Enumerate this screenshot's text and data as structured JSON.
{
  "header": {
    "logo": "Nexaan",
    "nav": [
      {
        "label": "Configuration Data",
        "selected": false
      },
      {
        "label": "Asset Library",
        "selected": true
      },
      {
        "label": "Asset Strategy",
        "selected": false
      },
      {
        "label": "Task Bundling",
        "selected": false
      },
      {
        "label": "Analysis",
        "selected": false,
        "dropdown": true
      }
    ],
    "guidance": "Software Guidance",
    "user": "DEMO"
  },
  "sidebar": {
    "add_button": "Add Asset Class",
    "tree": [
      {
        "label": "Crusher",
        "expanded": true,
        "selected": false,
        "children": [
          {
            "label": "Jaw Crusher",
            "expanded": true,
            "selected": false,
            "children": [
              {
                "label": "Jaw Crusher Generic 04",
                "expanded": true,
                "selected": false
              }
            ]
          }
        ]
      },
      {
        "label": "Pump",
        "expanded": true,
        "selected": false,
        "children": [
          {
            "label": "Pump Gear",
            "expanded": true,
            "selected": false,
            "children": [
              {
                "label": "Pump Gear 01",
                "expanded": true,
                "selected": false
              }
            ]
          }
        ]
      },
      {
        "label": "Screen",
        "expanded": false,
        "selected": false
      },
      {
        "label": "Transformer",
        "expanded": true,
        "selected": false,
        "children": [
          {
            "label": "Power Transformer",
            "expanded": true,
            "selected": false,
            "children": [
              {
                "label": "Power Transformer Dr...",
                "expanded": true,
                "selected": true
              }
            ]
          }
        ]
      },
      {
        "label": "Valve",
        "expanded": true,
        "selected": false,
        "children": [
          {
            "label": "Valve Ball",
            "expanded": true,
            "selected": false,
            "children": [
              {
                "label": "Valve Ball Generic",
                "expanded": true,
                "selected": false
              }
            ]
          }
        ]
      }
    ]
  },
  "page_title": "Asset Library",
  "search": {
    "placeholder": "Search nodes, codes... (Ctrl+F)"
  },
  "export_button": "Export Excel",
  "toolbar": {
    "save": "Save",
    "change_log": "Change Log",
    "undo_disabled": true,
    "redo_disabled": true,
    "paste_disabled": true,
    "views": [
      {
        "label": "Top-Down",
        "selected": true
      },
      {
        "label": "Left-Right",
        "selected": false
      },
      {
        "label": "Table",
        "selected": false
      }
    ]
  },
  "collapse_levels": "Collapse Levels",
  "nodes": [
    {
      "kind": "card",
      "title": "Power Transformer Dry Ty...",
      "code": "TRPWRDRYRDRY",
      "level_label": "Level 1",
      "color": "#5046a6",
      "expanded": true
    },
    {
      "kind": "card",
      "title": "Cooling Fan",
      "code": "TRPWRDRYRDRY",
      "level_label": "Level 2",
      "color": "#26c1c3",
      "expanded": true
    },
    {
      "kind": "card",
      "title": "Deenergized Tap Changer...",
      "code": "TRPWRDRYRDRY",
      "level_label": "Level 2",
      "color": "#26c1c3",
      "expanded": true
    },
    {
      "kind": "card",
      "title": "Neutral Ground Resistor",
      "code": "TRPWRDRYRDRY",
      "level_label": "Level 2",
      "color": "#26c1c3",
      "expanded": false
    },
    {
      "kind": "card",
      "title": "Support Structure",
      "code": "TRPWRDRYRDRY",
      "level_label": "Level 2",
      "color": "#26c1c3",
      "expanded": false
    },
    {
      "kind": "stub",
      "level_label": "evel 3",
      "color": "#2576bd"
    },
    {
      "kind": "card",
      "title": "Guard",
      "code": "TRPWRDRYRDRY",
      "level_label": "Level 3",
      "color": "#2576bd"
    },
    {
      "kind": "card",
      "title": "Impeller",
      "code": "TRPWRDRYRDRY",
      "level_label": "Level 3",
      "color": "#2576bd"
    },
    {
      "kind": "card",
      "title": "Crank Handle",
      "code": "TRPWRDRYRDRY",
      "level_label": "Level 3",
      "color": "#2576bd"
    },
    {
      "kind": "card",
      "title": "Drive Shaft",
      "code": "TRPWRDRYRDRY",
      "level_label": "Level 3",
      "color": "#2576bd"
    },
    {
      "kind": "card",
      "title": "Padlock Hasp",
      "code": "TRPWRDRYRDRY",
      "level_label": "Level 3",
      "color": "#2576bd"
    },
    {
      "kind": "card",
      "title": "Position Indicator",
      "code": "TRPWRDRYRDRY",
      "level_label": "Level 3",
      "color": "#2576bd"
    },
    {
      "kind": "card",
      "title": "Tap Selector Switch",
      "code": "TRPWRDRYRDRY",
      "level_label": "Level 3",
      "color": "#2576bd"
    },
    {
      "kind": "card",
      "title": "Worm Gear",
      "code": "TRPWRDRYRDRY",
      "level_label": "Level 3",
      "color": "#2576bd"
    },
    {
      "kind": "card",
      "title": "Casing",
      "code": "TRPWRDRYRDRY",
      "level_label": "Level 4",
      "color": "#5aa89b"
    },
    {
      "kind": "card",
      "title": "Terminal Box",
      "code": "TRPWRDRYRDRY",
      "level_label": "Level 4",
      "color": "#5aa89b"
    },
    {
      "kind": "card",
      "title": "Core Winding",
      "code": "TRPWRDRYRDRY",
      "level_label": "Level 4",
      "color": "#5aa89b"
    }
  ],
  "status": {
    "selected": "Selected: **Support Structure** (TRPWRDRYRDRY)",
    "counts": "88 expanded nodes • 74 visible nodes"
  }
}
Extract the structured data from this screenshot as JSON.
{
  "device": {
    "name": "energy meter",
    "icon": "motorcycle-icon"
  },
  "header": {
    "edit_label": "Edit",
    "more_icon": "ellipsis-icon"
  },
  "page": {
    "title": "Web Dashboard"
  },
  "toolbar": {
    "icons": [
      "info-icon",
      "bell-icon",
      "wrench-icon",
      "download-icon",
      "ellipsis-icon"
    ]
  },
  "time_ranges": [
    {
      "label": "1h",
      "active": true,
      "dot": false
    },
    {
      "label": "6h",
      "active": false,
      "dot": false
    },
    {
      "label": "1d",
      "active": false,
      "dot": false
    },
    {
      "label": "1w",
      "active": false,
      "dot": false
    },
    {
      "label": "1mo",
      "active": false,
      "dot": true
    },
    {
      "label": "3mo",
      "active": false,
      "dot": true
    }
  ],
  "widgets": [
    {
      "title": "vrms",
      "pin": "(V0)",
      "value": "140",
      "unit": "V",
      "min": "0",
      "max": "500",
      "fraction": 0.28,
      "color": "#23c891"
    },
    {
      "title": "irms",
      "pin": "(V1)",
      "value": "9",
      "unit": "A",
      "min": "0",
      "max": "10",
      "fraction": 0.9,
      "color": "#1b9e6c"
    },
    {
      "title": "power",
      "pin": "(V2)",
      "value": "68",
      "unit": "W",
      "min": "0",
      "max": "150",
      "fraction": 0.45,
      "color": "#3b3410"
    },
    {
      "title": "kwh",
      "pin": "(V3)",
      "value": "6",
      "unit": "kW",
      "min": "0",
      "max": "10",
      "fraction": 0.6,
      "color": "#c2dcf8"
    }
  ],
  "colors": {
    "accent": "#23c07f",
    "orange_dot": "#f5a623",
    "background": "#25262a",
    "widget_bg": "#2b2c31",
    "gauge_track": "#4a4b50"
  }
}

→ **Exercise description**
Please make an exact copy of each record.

→ **Task result**
Enumerate this screenshot's text and data as structured JSON.
{
  "header": {
    "logo": "Nexaan",
    "nav": [
      {
        "label": "Configuration Data",
        "selected": false
      },
      {
        "label": "Asset Library",
        "selected": true
      },
      {
        "label": "Asset Strategy",
        "selected": false
      },
      {
        "label": "Task Bundling",
        "selected": false
      },
      {
        "label": "Analysis",
        "selected": false,
        "dropdown": true
      }
    ],
    "guidance": "Software Guidance",
    "user": "DEMO"
  },
  "sidebar": {
    "add_button": "Add Asset Class",
    "tree": [
      {
        "label": "Crusher",
        "expanded": true,
        "selected": false,
        "children": [
          {
            "label": "Jaw Crusher",
            "expanded": true,
            "selected": false,
            "children": [
              {
                "label": "Jaw Crusher Generic 04",
                "expanded": true,
                "selected": false
              }
            ]
          }
        ]
      },
      {
        "label": "Pump",
        "expanded": true,
        "selected": false,
        "children": [
          {
            "label": "Pump Gear",
            "expanded": true,
            "selected": false,
            "children": [
              {
                "label": "Pump Gear 01",
                "expanded": true,
                "selected": false
              }
            ]
          }
        ]
      },
      {
        "label": "Screen",
        "expanded": false,
        "selected": false
      },
      {
        "label": "Transformer",
        "expanded": true,
        "selected": false,
        "children": [
          {
            "label": "Power Transformer",
            "expanded": true,
            "selected": false,
            "children": [
              {
                "label": "Power Transformer Dr...",
                "expanded": true,
                "selected": true
              }
            ]
          }
        ]
      },
      {
        "label": "Valve",
        "expanded": true,
        "selected": false,
        "children": [
          {
            "label": "Valve Ball",
            "expanded": true,
            "selected": false,
            "children": [
              {
                "label": "Valve Ball Generic",
                "expanded": true,
                "selected": false
              }
            ]
          }
        ]
      }
    ]
  },
  "page_title": "Asset Library",
  "search": {
    "placeholder": "Search nodes, codes... (Ctrl+F)"
  },
  "export_button": "Export Excel",
  "toolbar": {
    "save": "Save",
    "change_log": "Change Log",
    "undo_disabled": true,
    "redo_disabled": true,
    "paste_disabled": true,
    "views": [
      {
        "label": "Top-Down",
        "selected": true
      },
      {
        "label": "Left-Right",
        "selected": false
      },
      {
        "label": "Table",
        "selected": false
      }
    ]
  },
  "collapse_levels": "Collapse Levels",
  "nodes": [
    {
      "kind": "card",
      "title": "Power Transformer Dry Ty...",
      "code": "TRPWRDRYRDRY",
      "level_label": "Level 1",
      "color": "#5046a6",
      "expanded": true
    },
    {
      "kind": "card",
      "title": "Cooling Fan",
      "code": "TRPWRDRYRDRY",
      "level_label": "Level 2",
      "color": "#26c1c3",
      "expanded": true
    },
    {
      "kind": "card",
      "title": "Deenergized Tap Changer...",
      "code": "TRPWRDRYRDRY",
      "level_label": "Level 2",
      "color": "#26c1c3",
      "expanded": true
    },
    {
      "kind": "card",
      "title": "Neutral Ground Resistor",
      "code": "TRPWRDRYRDRY",
      "level_label": "Level 2",
      "color": "#26c1c3",
      "expanded": false
    },
    {
      "kind": "card",
      "title": "Support Structure",
      "code": "TRPWRDRYRDRY",
      "level_label": "Level 2",
      "color": "#26c1c3",
      "expanded": false
    },
    {
      "kind": "stub",
      "level_label": "evel 3",
      "color": "#2576bd"
    },
    {
      "kind": "card",
      "title": "Guard",
      "code": "TRPWRDRYRDRY",
      "level_label": "Level 3",
      "color": "#2576bd"
    },
    {
      "kind": "card",
      "title": "Impeller",
      "code": "TRPWRDRYRDRY",
      "level_label": "Level 3",
      "color": "#2576bd"
    },
    {
      "kind": "card",
      "title": "Crank Handle",
      "code": "TRPWRDRYRDRY",
      "level_label": "Level 3",
      "color": "#2576bd"
    },
    {
      "kind": "card",
      "title": "Drive Shaft",
      "code": "TRPWRDRYRDRY",
      "level_label": "Level 3",
      "color": "#2576bd"
    },
    {
      "kind": "card",
      "title": "Padlock Hasp",
      "code": "TRPWRDRYRDRY",
      "level_label": "Level 3",
      "color": "#2576bd"
    },
    {
      "kind": "card",
      "title": "Position Indicator",
      "code": "TRPWRDRYRDRY",
      "level_label": "Level 3",
      "color": "#2576bd"
    },
    {
      "kind": "card",
      "title": "Tap Selector Switch",
      "code": "TRPWRDRYRDRY",
      "level_label": "Level 3",
      "color": "#2576bd"
    },
    {
      "kind": "card",
      "title": "Worm Gear",
      "code": "TRPWRDRYRDRY",
      "level_label": "Level 3",
      "color": "#2576bd"
    },
    {
      "kind": "card",
      "title": "Casing",
      "code": "TRPWRDRYRDRY",
      "level_label": "Level 4",
      "color": "#5aa89b"
    },
    {
      "kind": "card",
      "title": "Terminal Box",
      "code": "TRPWRDRYRDRY",
      "level_label": "Level 4",
      "color": "#5aa89b"
    },
    {
      "kind": "card",
      "title": "Core Winding",
      "code": "TRPWRDRYRDRY",
      "level_label": "Level 4",
      "color": "#5aa89b"
    }
  ],
  "status": {
    "selected": "Selected: **Support Structure** (TRPWRDRYRDRY)",
    "counts": "88 expanded nodes • 74 visible nodes"
  }
}
Extract the structured data from this screenshot as JSON.
{
  "device": {
    "name": "energy meter",
    "icon": "motorcycle-icon"
  },
  "header": {
    "edit_label": "Edit",
    "more_icon": "ellipsis-icon"
  },
  "page": {
    "title": "Web Dashboard"
  },
  "toolbar": {
    "icons": [
      "info-icon",
      "bell-icon",
      "wrench-icon",
      "download-icon",
      "ellipsis-icon"
    ]
  },
  "time_ranges": [
    {
      "label": "1h",
      "active": true,
      "dot": false
    },
    {
      "label": "6h",
      "active": false,
      "dot": false
    },
    {
      "label": "1d",
      "active": false,
      "dot": false
    },
    {
      "label": "1w",
      "active": false,
      "dot": false
    },
    {
      "label": "1mo",
      "active": false,
      "dot": true
    },
    {
      "label": "3mo",
      "active": false,
      "dot": true
    }
  ],
  "widgets": [
    {
      "title": "vrms",
      "pin": "(V0)",
      "value": "140",
      "unit": "V",
      "min": "0",
      "max": "500",
      "fraction": 0.28,
      "color": "#23c891"
    },
    {
      "title": "irms",
      "pin": "(V1)",
      "value": "9",
      "unit": "A",
      "min": "0",
      "max": "10",
      "fraction": 0.9,
      "color": "#1b9e6c"
    },
    {
      "title": "power",
      "pin": "(V2)",
      "value": "68",
      "unit": "W",
      "min": "0",
      "max": "150",
      "fraction": 0.45,
      "color": "#3b3410"
    },
    {
      "title": "kwh",
      "pin": "(V3)",
      "value": "6",
      "unit": "kW",
      "min": "0",
      "max": "10",
      "fraction": 0.6,
      "color": "#c2dcf8"
    }
  ],
  "colors": {
    "accent": "#23c07f",
    "orange_dot": "#f5a623",
    "background": "#25262a",
    "widget_bg": "#2b2c31",
    "gauge_track": "#4a4b50"
  }
}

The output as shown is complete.